    * Baltimore Law and Maryland’s HBCUs hooked up to assist underrepresented minorities get into law school. Full scholarships come with GPAs of at least 3.5 and LSAT scores of at least 152. [USA Today]

    * Kent Easter, the lawyer who was convicted for planting drugs in a school volunteer’s car, was sentenced to serve six months in jail. His law license will likely be suspended (just like his wife’s was). [OC Weekly]

    * Accused Boston Marathon bomber Dzhokhar Tsarnaev isn’t doing well in court, and his trial hasn’t even started yet. Motions to dismiss his case and to suppress evidence were denied. [National Law Journal]

    39 Comments / / Oct 20, 2014 at 9:12 AM
  • Amal Clooney

    5th Circuit, Abortion, Biglaw, Celebrities, Crime, Election Law, Eric Holder, Law Schools, Morning Docket, Student Loans, Texas, U.S. Attorneys Offices, United Kingdom / Great Britain, Weddings

    Morning Docket: 10.15.14

    * The Fifth Circuit is allowing the Texas voter ID law to be enforced during the upcoming election, even though it was recently struck down by a federal judge. After all, “preserving the status quo” is very important down south. [Bloomberg]

    * We suppose that’s why the Supreme Court stepped in to make sure that abortion clinics in Texas were allowed to reopen following their shut down. Take that, Fifth Circuit. [New York Times]

    * AG Eric Holder is showing off some fancy legal footwork before he walks out the door. Federal prosecutors can no longer ask defendants to waive their IAC claims when pleading guilty. [WSJ Law Blog]

    * Davis Polk & Wardwell is a Biglaw firm where hotties roam, and it looks like this top Justice Department prosecutor who started his career there is returning home there to roost. [DealBook / New York Times]
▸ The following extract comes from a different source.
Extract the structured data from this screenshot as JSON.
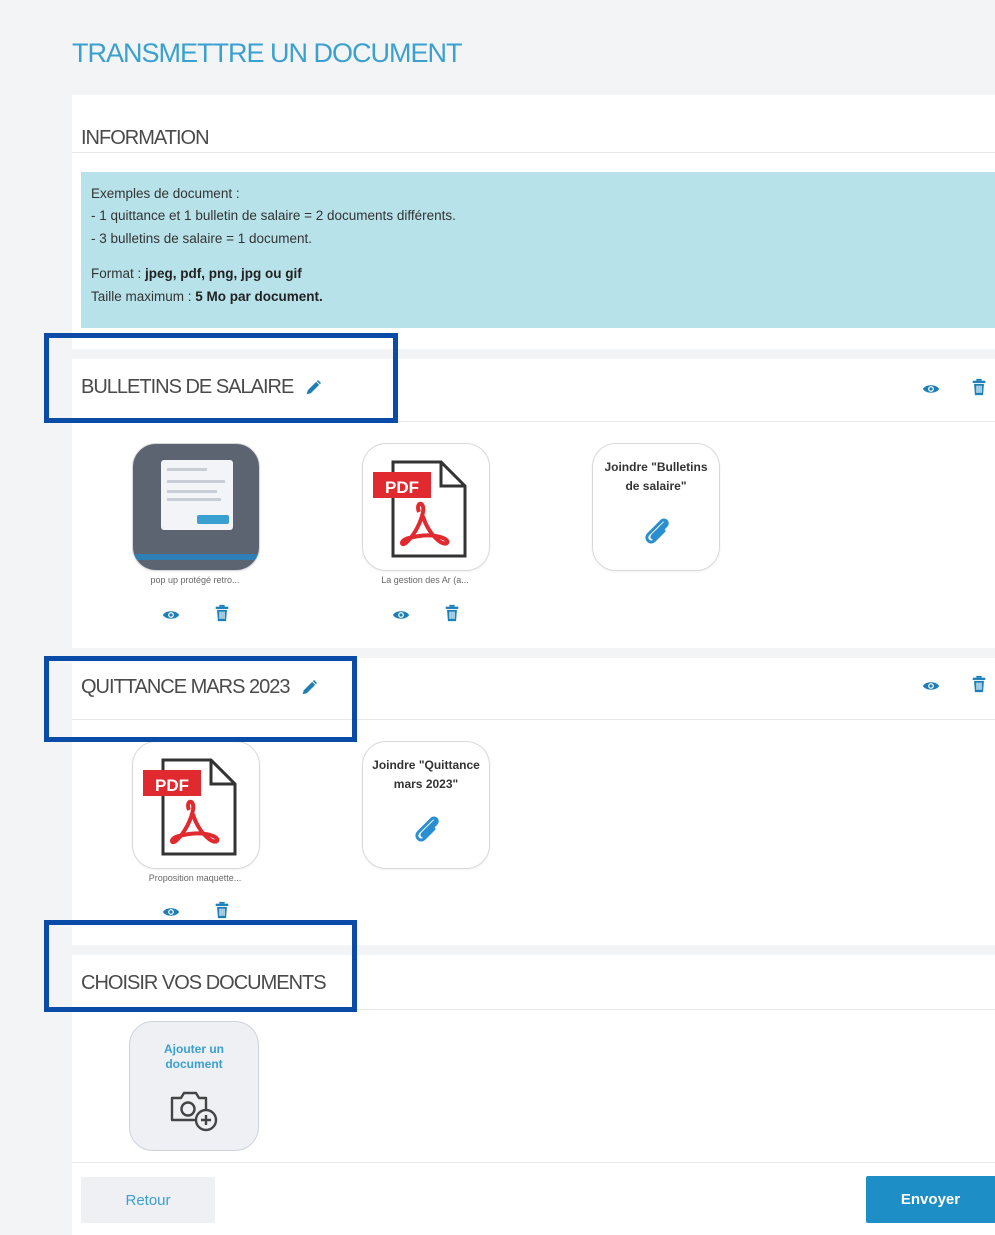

    * It’s the debt: With headlines like “Law school applications plummet – at U of L too,” the University of Louisville School of Law can’t even convince alums from its undergrad school to attend. [Courier-Journal]

    * Amal Alamuddin changed her name to Amal Clooney on her firm’s website. It’s as if she wants to rub the fact that she’s a human rights lawyer who just got married in everyone’s face. [New York Daily News]

    30 Comments / / Oct 15, 2014 at 9:08 AM
  • Carmelo Anthony

    Election Law, Non-Sequiturs, SCOTUS, Sports, Supreme Court, Wall Street

    Non-Sequiturs: 10.03.14

    * Apparently, heckling Carmelo Anthony can cost you your job. [Dealbreaker]

    * There’s nothing the Supreme Court can do to stop cops who want to take a long time to release you from a stop, even if the Court wants to. [Simple Justice]

    * I think we should just ask John Roberts to tell every state precisely how they are allowed to discriminate against black voters and be done with it. Just tell us the rules so we can start the GOTV campaigns. [Election Law Blog]

    * Former Manhattan Assemblywoman Gabriela Rosa gets a year in jail for purchasing a sham marriage to gain citizenship. The “for citizenship” part is what got her, because lots of politicians are in sham marriages. [Journal News]

    * Judge Frank Easterbrook thinks that the new proposed length limit for appellate briefs is too short. Verbose litigators everywhere, rejoice. [How Appealing]

    * I thought “spoofing” was bad for the market, but Matt Levine says cracking down on spoofing “helps” high-frequency traders, who I also think are bad for the market. You know why I’m not an SEC lawyer? Prosecuting people based on them being “bad” becomes untenable when everybody involved is rich. [Bloomberg View]

    24 Comments / / Oct 3, 2014 at 4:04 PM